He suspected them of still returning to the mine, at night, and digging, which explained why he, Solomon, and Eddie had yet to find any gold, and why they heard whispering and felt unfriendly eyes on them.
As things continued to get progressively worse, Martin’s digging revealed a cavern.
Eddie and Martin made quick work of the rock separating it from their tunnel, until the opening was large enough to permit access. With their pick axes and their lanterns, they entered.
What they found down there was the eternal blue flame, at which the Shakani was keeping a vigil.
The Shakani appeared to them in the guise of Elizabeth, the hearty pioneer woman Satinka had considered so self- confident and brave. The same woman the miners had nicknamed Pandora.
It seemed to Martin, Solomon, and Eddie that there before them sat a woman whose clothes were half-a-century out of date and who had somehow accessed a deep hollow it had taken their crew of strong, experienced men months to dig down to. A woman who sat before a flame that seemed to spring from bare, rocky ground, neither fire nor coals to fuel it.

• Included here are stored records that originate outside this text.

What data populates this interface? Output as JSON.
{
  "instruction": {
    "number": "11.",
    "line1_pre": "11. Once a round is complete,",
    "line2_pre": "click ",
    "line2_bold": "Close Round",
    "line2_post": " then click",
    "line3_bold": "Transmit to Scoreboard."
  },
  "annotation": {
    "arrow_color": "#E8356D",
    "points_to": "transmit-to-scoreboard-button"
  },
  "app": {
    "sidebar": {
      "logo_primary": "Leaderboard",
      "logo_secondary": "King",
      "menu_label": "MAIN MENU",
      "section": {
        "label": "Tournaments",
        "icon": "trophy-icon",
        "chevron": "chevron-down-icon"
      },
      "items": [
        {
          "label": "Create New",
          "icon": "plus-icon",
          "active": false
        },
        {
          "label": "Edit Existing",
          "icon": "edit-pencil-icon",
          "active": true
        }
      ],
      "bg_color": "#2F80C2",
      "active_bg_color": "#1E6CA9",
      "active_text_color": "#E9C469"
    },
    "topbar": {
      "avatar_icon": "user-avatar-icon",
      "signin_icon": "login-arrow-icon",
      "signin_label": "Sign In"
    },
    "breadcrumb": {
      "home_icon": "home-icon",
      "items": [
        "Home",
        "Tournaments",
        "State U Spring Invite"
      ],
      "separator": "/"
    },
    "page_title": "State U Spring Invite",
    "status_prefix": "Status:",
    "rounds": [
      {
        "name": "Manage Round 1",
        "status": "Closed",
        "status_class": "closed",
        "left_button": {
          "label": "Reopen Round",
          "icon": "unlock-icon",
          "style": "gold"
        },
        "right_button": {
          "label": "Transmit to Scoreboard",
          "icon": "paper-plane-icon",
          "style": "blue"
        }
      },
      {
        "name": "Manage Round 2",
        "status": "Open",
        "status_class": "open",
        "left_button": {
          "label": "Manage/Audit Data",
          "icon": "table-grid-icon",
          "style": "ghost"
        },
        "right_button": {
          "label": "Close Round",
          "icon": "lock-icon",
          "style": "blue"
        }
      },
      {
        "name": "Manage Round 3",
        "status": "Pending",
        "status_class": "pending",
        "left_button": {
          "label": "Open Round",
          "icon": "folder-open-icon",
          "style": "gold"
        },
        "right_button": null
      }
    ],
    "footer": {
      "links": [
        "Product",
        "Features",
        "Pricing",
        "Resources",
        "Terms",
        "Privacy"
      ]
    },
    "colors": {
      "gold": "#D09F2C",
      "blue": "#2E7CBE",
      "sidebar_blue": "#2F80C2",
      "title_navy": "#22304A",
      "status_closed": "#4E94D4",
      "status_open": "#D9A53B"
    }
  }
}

Perhaps the possibility of a separate access point from this cavern to the outside world subconsciously occurred to them. Or perhaps they were so focused on discovering more about this woman that that logical question crossed not even their subconsciouses. Perhaps even the same impulse that led them to dig there pushed them to delve deeper without questioning it.
Sensing something terribly wrong, Martin reached for his pistol. Solomon, however, reached out and lowered the gun, then stepped toward the woman, who was sitting there, peaceful, still, eyes closed.
“Miss?” he asked.